The MIOT-Nodes are deployed on our campus in a planned but non-regular topology. We have different types of nodes as elabored on the hardware page.
As depicted in the figure above, our general system setup is a three tier based architecture. The stationary mesh routers create the core backbone network and represent tier 1. Tier 2 comprises the mesh clients connected with the mesh backbone. These clients are regarded as mobile and may offer a routing service, depending on the experiment. Tier 3 encompasses the sensor nodes which are connected by wire to a mesh router or mesh client. A subset of these sensor nodes may also be operated independently of the mesh routers in order to create a mobile and dynamic topology.

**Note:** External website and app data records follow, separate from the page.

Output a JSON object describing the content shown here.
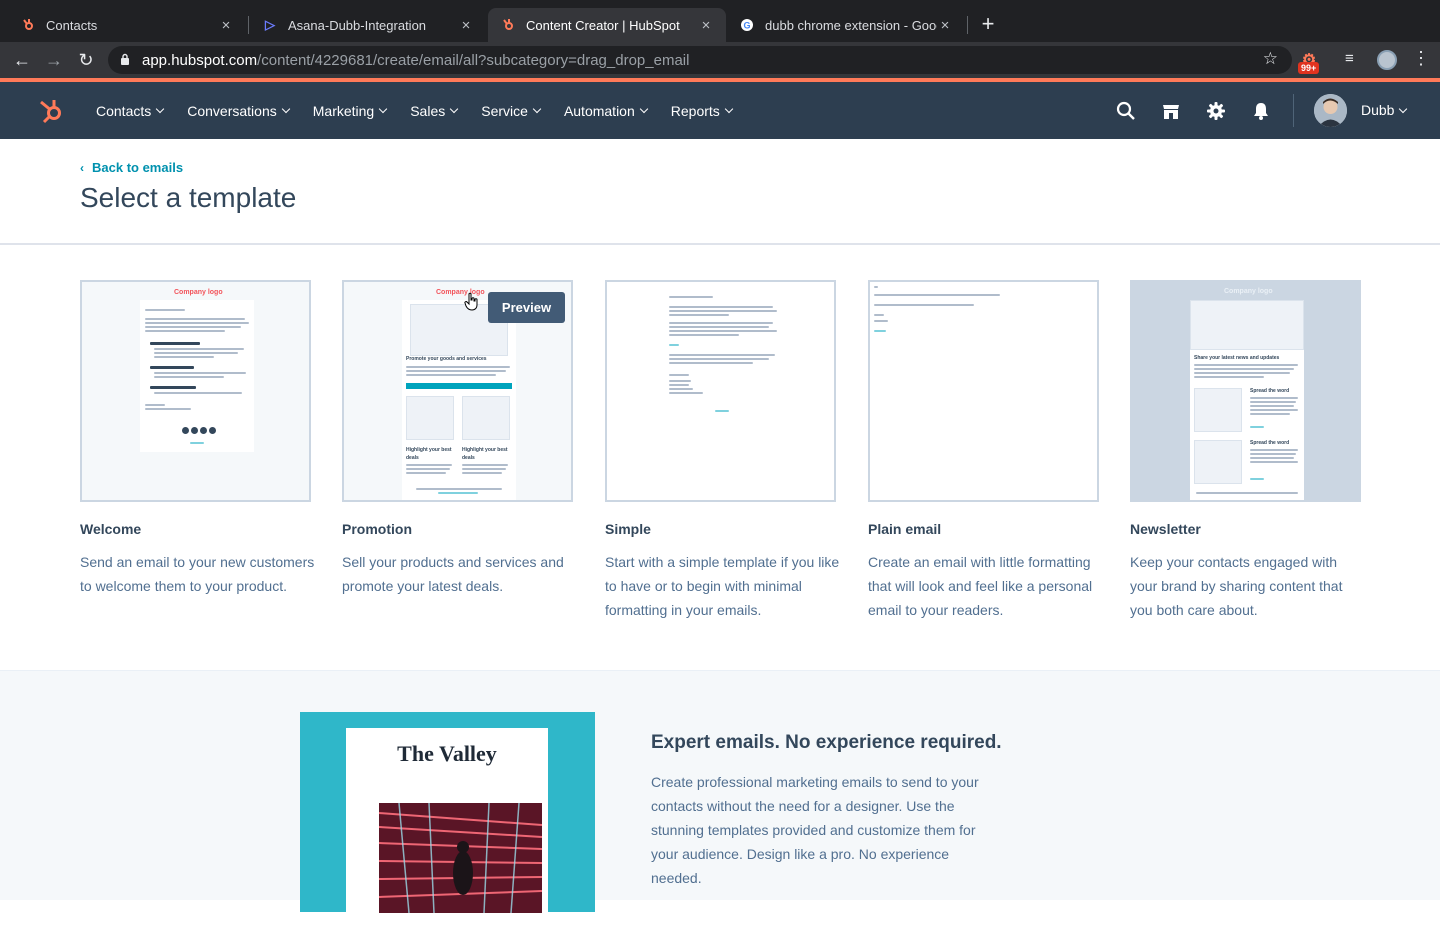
{
  "browser": {
    "tabs": [
      {
        "title": "Contacts",
        "favicon": "hubspot-icon",
        "active": false
      },
      {
        "title": "Asana-Dubb-Integration",
        "favicon": "dubb-icon",
        "active": false
      },
      {
        "title": "Content Creator | HubSpot",
        "favicon": "hubspot-icon",
        "active": true
      },
      {
        "title": "dubb chrome extension - Goog",
        "favicon": "google-icon",
        "active": false
      }
    ],
    "url_host": "app.hubspot.com",
    "url_path": "/content/4229681/create/email/all?subcategory=drag_drop_email",
    "extension_badge": "99+"
  },
  "hubspot_nav": {
    "menu": [
      "Contacts",
      "Conversations",
      "Marketing",
      "Sales",
      "Service",
      "Automation",
      "Reports"
    ],
    "user_name": "Dubb",
    "accent_color": "#ff7a59",
    "bar_color": "#2d3e50"
  },
  "header": {
    "back_label": "Back to emails",
    "title": "Select a template"
  },
  "templates": [
    {
      "name": "Welcome",
      "description": "Send an email to your new customers to welcome them to your product.",
      "logo_text": "Company logo"
    },
    {
      "name": "Promotion",
      "description": "Sell your products and services and promote your latest deals.",
      "logo_text": "Company logo",
      "preview_label": "Preview",
      "thumb_heading": "Promote your goods and services",
      "thumb_sub_1": "Highlight your best deals",
      "thumb_sub_2": "Highlight your best deals"
    },
    {
      "name": "Simple",
      "description": "Start with a simple template if you like to have or to begin with minimal formatting in your emails."
    },
    {
      "name": "Plain email",
      "description": "Create an email with little formatting that will look and feel like a personal email to your readers."
    },
    {
      "name": "Newsletter",
      "description": "Keep your contacts engaged with your brand by sharing content that you both care about.",
      "logo_text": "Company logo",
      "thumb_heading": "Share your latest news and updates",
      "thumb_sub_1": "Spread the word",
      "thumb_sub_2": "Spread the word"
    }
  ],
  "promo": {
    "art_title": "The Valley",
    "heading": "Expert emails. No experience required.",
    "text": "Create professional marketing emails to send to your contacts without the need for a designer. Use the stunning templates provided and customize them for your audience. Design like a pro. No experience needed."
  }
}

Two different kinds of software are needed to operate the MIOT-Testbed. The operating system of the mesh routers provides hardware abstraction and allows the execution of programs for experiments. In order to minimize the number of constraints of experiments, a customizable and open operating system is needed for the mesh routers. Linux fits our needs as it is already used in our day-to-day research. We make use of the most recent kernel and driver versions and try to keep up with the developments of the community.
The testbed server is the central entity in the MIOT-Testbed and provides various services for the MIOT-Nodes. It hosts the file systems which are mounted by the mesh routers via network file system (NFS), using their Ethernet connection. Additionally, the testbed server several Docker containers. Among others there runs a PostgreSQL database, which is used to store logging data and measurement results obtained from experiments. Next to these infrastructural services, the server hosts the management software that enables convenient handling of the whole MIOT-Testbed and simplifies the execution of scheduled experiments. It consists of a web based application, implemented in Java. A detailed description of the managment framework is available here.